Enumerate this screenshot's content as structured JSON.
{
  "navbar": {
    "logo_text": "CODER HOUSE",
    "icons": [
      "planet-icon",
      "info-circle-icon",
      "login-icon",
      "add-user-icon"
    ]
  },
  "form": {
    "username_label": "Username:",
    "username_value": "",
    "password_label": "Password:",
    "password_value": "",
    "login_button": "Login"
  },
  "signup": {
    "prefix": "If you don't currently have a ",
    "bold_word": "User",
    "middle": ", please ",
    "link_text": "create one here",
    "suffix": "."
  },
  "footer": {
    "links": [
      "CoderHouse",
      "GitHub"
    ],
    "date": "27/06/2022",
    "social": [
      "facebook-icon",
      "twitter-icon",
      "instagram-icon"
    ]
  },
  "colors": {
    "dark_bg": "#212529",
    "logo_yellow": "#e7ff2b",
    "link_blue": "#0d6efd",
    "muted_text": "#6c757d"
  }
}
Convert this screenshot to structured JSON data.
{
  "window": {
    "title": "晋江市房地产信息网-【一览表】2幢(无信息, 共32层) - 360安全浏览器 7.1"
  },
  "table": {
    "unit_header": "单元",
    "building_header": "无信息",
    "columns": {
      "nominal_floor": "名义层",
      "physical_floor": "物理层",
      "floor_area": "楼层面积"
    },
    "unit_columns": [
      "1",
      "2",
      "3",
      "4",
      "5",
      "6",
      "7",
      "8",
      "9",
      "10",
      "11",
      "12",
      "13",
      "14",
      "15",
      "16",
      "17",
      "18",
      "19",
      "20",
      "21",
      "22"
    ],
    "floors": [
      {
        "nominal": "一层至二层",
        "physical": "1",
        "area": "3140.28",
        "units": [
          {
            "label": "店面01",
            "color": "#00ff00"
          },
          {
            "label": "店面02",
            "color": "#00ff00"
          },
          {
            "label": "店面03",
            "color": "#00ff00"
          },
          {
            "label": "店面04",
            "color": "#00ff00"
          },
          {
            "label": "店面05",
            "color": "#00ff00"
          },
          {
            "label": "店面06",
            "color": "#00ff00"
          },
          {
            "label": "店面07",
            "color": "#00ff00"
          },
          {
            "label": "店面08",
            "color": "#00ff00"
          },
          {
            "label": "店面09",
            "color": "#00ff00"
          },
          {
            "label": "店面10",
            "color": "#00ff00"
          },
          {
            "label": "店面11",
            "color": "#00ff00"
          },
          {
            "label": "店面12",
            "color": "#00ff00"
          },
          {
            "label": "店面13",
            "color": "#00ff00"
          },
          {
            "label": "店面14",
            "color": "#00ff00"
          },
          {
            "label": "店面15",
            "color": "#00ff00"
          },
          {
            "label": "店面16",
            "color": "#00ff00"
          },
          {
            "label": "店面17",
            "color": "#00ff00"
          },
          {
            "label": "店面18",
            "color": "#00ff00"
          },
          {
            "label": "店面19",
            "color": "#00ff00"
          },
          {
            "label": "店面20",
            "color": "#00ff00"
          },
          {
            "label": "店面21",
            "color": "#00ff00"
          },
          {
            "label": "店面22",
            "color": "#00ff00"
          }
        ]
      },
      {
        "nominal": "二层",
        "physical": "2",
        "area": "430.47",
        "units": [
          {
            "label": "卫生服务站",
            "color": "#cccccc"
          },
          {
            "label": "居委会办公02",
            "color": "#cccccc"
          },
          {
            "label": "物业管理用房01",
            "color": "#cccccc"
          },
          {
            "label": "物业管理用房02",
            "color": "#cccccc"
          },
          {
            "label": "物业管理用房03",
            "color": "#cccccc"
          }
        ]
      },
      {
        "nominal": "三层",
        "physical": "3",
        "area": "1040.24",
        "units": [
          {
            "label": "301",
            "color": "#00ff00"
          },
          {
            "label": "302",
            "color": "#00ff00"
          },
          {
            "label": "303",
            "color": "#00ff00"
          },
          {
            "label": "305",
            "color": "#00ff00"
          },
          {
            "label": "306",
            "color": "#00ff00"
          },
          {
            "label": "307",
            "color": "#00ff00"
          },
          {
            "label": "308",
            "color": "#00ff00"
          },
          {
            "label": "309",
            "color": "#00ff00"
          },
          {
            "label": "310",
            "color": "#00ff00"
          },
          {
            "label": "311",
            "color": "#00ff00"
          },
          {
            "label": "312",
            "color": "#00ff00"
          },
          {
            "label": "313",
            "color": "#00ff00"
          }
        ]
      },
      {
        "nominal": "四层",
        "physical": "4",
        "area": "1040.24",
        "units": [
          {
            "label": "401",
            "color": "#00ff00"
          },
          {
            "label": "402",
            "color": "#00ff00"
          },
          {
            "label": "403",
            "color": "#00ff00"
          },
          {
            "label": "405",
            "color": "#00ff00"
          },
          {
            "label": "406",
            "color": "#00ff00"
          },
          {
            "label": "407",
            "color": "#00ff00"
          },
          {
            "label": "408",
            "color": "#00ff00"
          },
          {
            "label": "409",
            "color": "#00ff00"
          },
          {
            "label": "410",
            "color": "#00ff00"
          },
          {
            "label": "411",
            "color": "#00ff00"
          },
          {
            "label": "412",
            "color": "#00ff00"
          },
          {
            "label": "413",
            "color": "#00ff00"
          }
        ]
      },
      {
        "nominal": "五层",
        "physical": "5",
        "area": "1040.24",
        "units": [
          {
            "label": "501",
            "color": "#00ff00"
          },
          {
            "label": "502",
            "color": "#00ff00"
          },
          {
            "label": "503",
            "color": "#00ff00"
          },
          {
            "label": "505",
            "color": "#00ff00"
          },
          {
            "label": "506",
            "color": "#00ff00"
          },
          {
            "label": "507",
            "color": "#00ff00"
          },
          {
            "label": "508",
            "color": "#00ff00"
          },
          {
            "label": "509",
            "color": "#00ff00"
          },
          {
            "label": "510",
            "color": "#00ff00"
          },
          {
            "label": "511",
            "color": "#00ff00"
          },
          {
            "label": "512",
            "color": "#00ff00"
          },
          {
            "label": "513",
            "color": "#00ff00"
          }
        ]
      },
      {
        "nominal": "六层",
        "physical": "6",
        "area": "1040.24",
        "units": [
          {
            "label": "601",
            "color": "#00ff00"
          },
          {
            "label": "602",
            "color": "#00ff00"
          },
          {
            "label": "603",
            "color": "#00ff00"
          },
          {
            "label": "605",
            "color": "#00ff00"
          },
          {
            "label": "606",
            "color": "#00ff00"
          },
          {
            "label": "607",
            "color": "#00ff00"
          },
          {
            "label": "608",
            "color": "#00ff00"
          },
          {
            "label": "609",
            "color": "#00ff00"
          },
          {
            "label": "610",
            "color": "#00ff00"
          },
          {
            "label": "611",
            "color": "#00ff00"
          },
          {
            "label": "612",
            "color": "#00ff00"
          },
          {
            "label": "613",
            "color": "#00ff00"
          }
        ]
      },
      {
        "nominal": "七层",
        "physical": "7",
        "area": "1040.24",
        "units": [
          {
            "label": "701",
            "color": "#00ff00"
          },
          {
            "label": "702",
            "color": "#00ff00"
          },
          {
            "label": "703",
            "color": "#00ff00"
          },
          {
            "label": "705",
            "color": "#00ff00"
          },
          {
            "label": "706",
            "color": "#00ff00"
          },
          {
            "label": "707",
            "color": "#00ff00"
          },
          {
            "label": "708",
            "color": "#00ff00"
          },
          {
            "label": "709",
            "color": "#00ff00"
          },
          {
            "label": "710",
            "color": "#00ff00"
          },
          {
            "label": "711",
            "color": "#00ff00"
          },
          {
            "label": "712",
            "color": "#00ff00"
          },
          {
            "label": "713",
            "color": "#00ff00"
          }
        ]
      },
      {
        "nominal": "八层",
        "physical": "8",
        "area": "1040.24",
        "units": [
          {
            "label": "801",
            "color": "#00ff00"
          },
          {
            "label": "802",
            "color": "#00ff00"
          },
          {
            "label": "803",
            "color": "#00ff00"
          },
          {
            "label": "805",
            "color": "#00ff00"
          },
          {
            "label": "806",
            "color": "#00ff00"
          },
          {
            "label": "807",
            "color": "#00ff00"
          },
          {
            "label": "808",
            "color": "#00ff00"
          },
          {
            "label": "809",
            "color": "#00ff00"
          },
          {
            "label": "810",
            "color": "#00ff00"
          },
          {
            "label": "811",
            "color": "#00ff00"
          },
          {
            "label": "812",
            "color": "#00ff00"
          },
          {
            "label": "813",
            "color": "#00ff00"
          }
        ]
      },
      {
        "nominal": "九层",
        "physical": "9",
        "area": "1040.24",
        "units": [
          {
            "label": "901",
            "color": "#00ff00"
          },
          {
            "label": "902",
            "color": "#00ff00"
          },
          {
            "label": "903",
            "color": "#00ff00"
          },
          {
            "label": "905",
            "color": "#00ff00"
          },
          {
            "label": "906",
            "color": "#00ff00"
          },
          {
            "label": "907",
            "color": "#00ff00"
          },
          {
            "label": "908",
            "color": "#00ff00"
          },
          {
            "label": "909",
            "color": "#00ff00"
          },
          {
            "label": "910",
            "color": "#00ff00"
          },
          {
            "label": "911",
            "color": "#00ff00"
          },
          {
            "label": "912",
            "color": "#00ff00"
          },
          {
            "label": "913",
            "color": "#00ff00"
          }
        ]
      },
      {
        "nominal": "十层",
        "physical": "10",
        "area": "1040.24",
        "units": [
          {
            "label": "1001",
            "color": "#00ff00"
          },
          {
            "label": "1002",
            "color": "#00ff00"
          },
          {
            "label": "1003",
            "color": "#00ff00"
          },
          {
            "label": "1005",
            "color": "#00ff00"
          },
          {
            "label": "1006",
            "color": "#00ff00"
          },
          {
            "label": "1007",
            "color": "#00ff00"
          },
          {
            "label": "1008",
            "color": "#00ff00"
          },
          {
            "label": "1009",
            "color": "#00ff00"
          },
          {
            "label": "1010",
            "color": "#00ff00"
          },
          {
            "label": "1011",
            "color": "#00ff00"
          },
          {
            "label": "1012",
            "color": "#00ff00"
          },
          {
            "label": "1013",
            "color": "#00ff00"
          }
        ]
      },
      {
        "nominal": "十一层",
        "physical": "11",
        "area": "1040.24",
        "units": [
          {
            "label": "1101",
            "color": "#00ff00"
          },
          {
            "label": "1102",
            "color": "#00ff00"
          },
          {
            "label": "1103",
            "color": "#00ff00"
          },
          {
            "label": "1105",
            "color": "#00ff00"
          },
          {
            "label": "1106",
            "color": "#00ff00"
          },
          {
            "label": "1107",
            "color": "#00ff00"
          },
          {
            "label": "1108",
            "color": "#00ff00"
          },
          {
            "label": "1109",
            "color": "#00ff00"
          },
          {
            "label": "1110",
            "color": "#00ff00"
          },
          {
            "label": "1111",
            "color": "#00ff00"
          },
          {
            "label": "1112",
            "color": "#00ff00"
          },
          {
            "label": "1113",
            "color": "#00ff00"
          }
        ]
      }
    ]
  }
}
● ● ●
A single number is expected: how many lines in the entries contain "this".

## THE COMPLETED TASK
2